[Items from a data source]
───
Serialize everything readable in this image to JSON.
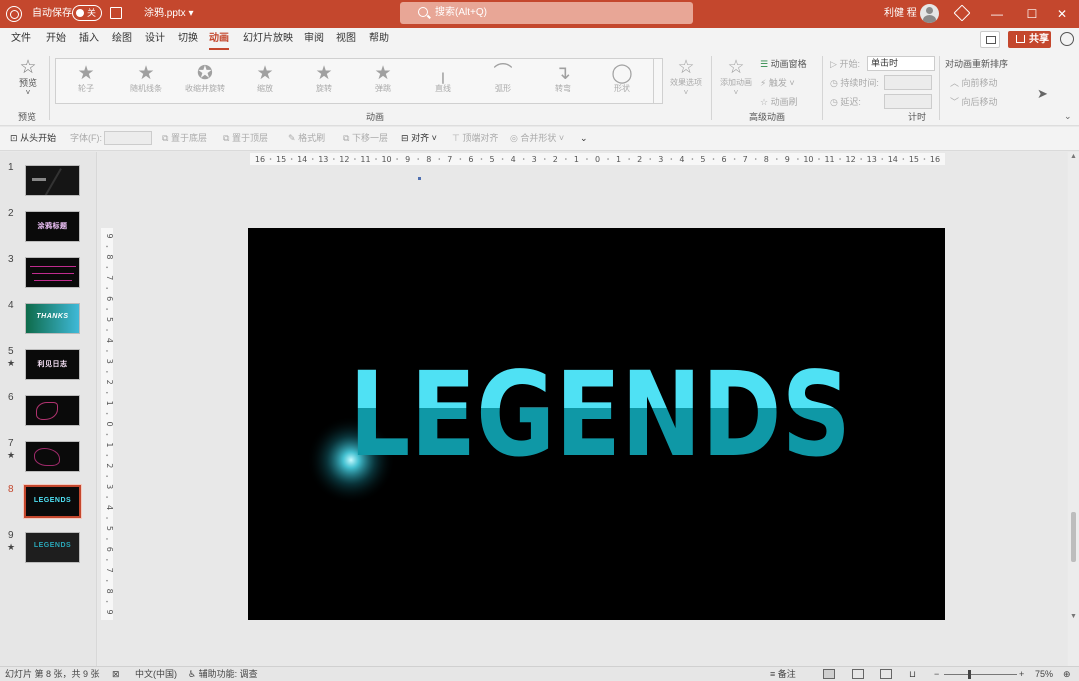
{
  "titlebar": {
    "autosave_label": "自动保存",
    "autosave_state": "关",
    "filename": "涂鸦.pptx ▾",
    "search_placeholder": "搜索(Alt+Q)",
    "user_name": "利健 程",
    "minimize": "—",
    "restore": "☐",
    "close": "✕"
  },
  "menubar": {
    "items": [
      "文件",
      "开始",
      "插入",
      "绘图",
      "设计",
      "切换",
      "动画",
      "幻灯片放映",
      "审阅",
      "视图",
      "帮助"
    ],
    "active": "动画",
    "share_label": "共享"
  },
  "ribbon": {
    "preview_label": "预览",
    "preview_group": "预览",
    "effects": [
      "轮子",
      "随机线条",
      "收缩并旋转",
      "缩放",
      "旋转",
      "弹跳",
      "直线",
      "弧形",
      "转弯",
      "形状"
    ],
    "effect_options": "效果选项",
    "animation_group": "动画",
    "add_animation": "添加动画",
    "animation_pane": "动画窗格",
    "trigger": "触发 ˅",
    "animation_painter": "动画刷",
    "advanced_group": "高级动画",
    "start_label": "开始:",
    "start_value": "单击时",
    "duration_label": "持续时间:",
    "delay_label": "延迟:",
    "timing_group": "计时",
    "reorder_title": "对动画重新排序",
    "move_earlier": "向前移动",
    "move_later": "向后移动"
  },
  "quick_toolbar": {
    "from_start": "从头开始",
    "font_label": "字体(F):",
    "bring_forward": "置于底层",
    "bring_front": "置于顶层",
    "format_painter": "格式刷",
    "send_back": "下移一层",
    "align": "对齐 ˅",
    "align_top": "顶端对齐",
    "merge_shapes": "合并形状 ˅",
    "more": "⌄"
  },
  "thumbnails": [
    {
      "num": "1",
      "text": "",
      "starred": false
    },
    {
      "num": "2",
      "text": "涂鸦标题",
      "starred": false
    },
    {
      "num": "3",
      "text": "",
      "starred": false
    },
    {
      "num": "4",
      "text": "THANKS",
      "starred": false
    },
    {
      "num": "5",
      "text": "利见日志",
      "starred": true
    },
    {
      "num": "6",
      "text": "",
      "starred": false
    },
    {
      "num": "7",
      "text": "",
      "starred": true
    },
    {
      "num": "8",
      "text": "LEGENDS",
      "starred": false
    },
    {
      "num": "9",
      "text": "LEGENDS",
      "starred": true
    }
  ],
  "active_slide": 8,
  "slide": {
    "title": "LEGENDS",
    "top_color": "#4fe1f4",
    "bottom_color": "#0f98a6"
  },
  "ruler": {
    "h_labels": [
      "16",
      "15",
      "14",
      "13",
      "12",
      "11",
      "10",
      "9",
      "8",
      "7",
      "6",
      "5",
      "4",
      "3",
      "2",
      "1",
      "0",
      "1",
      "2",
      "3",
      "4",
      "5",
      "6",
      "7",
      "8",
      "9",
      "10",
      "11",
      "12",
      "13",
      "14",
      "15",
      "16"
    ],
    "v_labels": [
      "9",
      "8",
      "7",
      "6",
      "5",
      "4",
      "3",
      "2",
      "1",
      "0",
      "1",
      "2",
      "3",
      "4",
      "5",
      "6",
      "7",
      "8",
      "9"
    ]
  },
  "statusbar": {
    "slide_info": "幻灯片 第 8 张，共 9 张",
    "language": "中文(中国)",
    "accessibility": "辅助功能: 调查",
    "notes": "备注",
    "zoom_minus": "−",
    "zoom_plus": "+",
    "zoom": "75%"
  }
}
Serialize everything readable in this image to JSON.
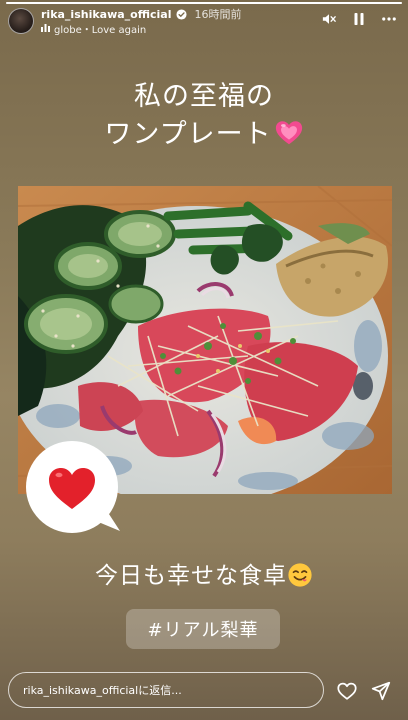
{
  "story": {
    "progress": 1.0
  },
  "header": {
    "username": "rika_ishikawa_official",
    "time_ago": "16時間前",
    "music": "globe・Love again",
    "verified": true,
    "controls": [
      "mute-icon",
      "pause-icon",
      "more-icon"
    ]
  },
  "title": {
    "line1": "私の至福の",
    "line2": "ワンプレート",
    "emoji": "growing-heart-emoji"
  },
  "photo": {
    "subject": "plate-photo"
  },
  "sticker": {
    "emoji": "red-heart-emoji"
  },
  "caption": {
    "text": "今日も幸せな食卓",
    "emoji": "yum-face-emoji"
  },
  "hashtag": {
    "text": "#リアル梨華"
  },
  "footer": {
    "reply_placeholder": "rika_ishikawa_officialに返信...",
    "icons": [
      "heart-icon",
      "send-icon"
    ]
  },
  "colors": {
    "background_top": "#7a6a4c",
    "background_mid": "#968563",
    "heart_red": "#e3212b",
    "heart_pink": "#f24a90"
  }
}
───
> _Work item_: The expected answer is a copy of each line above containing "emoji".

> _Task result_:
    "emoji": "growing-heart-emoji"
    "emoji": "red-heart-emoji"
    "emoji": "yum-face-emoji"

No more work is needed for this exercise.